__ASSIGNMENT__
Although the entries contain pictures, only their words should be duplicated exactly.

__INPUT RECORDS__
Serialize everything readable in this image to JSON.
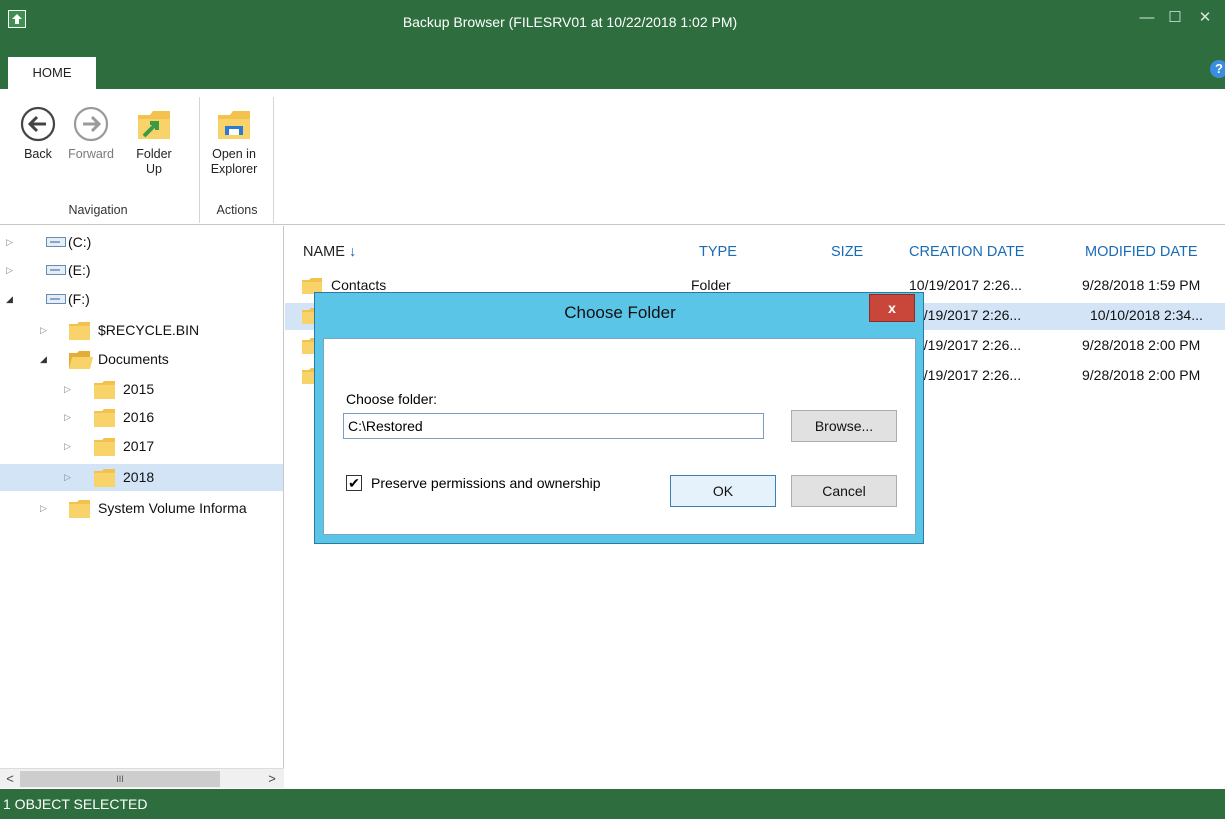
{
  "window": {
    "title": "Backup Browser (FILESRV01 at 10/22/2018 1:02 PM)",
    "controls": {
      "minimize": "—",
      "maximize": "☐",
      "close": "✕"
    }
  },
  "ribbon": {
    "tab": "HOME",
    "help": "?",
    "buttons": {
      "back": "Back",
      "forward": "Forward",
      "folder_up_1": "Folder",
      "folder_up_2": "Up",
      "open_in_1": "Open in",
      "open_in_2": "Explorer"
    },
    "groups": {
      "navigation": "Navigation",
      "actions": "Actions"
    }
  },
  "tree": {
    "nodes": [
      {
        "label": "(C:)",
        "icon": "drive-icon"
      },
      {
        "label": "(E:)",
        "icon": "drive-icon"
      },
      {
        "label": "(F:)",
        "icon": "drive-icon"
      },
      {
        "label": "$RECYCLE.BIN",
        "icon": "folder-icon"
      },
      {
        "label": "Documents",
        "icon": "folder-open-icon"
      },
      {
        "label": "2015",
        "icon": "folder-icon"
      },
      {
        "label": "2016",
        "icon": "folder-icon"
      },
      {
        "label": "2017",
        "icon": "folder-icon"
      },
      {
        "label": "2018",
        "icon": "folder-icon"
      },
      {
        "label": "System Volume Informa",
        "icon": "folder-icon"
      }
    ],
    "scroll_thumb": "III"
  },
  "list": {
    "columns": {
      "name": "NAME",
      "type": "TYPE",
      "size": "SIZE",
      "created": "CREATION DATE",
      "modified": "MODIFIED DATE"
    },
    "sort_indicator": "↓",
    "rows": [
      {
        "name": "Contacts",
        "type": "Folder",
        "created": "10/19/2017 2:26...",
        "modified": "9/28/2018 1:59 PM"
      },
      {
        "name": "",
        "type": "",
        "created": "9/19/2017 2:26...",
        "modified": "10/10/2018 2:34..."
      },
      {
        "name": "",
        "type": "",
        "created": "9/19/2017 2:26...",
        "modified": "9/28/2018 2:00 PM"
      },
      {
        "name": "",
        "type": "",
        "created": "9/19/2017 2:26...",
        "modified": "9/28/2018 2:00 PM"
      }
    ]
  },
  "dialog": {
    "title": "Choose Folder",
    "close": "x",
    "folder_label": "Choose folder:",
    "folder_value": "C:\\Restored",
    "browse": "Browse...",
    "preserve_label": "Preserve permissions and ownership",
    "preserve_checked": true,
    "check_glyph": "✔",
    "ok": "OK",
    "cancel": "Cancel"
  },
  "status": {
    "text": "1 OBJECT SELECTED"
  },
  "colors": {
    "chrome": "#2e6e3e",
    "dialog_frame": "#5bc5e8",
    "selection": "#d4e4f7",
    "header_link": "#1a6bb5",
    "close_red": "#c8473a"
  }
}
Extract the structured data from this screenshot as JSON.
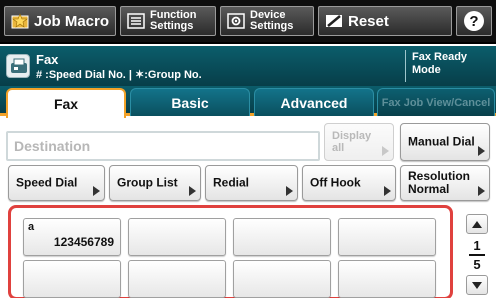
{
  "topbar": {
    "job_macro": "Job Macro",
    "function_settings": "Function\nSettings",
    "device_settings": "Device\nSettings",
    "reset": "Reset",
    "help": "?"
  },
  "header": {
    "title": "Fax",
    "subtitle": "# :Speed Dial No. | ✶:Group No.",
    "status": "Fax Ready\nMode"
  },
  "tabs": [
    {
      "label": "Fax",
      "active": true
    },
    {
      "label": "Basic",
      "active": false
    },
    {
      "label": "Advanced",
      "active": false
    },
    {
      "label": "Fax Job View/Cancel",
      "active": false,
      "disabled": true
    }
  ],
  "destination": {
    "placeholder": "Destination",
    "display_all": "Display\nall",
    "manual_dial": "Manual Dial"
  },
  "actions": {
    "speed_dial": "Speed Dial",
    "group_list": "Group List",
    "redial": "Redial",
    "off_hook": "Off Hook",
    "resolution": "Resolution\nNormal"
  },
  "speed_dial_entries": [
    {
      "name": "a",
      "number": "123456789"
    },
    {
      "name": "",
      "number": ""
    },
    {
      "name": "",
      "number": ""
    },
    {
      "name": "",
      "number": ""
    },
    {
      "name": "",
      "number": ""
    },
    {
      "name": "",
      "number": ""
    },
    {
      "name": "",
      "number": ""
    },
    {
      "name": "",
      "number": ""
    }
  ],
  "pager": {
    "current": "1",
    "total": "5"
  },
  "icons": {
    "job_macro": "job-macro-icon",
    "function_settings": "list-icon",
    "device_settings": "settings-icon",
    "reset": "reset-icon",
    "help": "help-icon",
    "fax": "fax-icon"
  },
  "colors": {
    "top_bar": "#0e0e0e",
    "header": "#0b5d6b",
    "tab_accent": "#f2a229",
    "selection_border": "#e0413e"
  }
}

__RESULT BELOW__
Serialize everything readable in this image to JSON.
{
  "window": {
    "title": "Backup Browser (FILESRV01 at 10/22/2018 1:02 PM)",
    "controls": {
      "minimize": "—",
      "maximize": "☐",
      "close": "✕"
    }
  },
  "ribbon": {
    "tab": "HOME",
    "help": "?",
    "buttons": {
      "back": "Back",
      "forward": "Forward",
      "folder_up_1": "Folder",
      "folder_up_2": "Up",
      "open_in_1": "Open in",
      "open_in_2": "Explorer"
    },
    "groups": {
      "navigation": "Navigation",
      "actions": "Actions"
    }
  },
  "tree": {
    "nodes": [
      {
        "label": "(C:)",
        "icon": "drive-icon"
      },
      {
        "label": "(E:)",
        "icon": "drive-icon"
      },
      {
        "label": "(F:)",
        "icon": "drive-icon"
      },
      {
        "label": "$RECYCLE.BIN",
        "icon": "folder-icon"
      },
      {
        "label": "Documents",
        "icon": "folder-open-icon"
      },
      {
        "label": "2015",
        "icon": "folder-icon"
      },
      {
        "label": "2016",
        "icon": "folder-icon"
      },
      {
        "label": "2017",
        "icon": "folder-icon"
      },
      {
        "label": "2018",
        "icon": "folder-icon"
      },
      {
        "label": "System Volume Informa",
        "icon": "folder-icon"
      }
    ],
    "scroll_thumb": "III"
  },
  "list": {
    "columns": {
      "name": "NAME",
      "type": "TYPE",
      "size": "SIZE",
      "created": "CREATION DATE",
      "modified": "MODIFIED DATE"
    },
    "sort_indicator": "↓",
    "rows": [
      {
        "name": "Contacts",
        "type": "Folder",
        "created": "10/19/2017 2:26...",
        "modified": "9/28/2018 1:59 PM"
      },
      {
        "name": "",
        "type": "",
        "created": "9/19/2017 2:26...",
        "modified": "10/10/2018 2:34..."
      },
      {
        "name": "",
        "type": "",
        "created": "9/19/2017 2:26...",
        "modified": "9/28/2018 2:00 PM"
      },
      {
        "name": "",
        "type": "",
        "created": "9/19/2017 2:26...",
        "modified": "9/28/2018 2:00 PM"
      }
    ]
  },
  "dialog": {
    "title": "Choose Folder",
    "close": "x",
    "folder_label": "Choose folder:",
    "folder_value": "C:\\Restored",
    "browse": "Browse...",
    "preserve_label": "Preserve permissions and ownership",
    "preserve_checked": true,
    "check_glyph": "✔",
    "ok": "OK",
    "cancel": "Cancel"
  },
  "status": {
    "text": "1 OBJECT SELECTED"
  },
  "colors": {
    "chrome": "#2e6e3e",
    "dialog_frame": "#5bc5e8",
    "selection": "#d4e4f7",
    "header_link": "#1a6bb5",
    "close_red": "#c8473a"
  }
}
Extract the structured data from this screenshot as JSON.
{
  "topbar": {
    "job_macro": "Job Macro",
    "function_settings": "Function\nSettings",
    "device_settings": "Device\nSettings",
    "reset": "Reset",
    "help": "?"
  },
  "header": {
    "title": "Fax",
    "subtitle": "# :Speed Dial No. | ✶:Group No.",
    "status": "Fax Ready\nMode"
  },
  "tabs": [
    {
      "label": "Fax",
      "active": true
    },
    {
      "label": "Basic",
      "active": false
    },
    {
      "label": "Advanced",
      "active": false
    },
    {
      "label": "Fax Job View/Cancel",
      "active": false,
      "disabled": true
    }
  ],
  "destination": {
    "placeholder": "Destination",
    "display_all": "Display\nall",
    "manual_dial": "Manual Dial"
  },
  "actions": {
    "speed_dial": "Speed Dial",
    "group_list": "Group List",
    "redial": "Redial",
    "off_hook": "Off Hook",
    "resolution": "Resolution\nNormal"
  },
  "speed_dial_entries": [
    {
      "name": "a",
      "number": "123456789"
    },
    {
      "name": "",
      "number": ""
    },
    {
      "name": "",
      "number": ""
    },
    {
      "name": "",
      "number": ""
    },
    {
      "name": "",
      "number": ""
    },
    {
      "name": "",
      "number": ""
    },
    {
      "name": "",
      "number": ""
    },
    {
      "name": "",
      "number": ""
    }
  ],
  "pager": {
    "current": "1",
    "total": "5"
  },
  "icons": {
    "job_macro": "job-macro-icon",
    "function_settings": "list-icon",
    "device_settings": "settings-icon",
    "reset": "reset-icon",
    "help": "help-icon",
    "fax": "fax-icon"
  },
  "colors": {
    "top_bar": "#0e0e0e",
    "header": "#0b5d6b",
    "tab_accent": "#f2a229",
    "selection_border": "#e0413e"
  }
}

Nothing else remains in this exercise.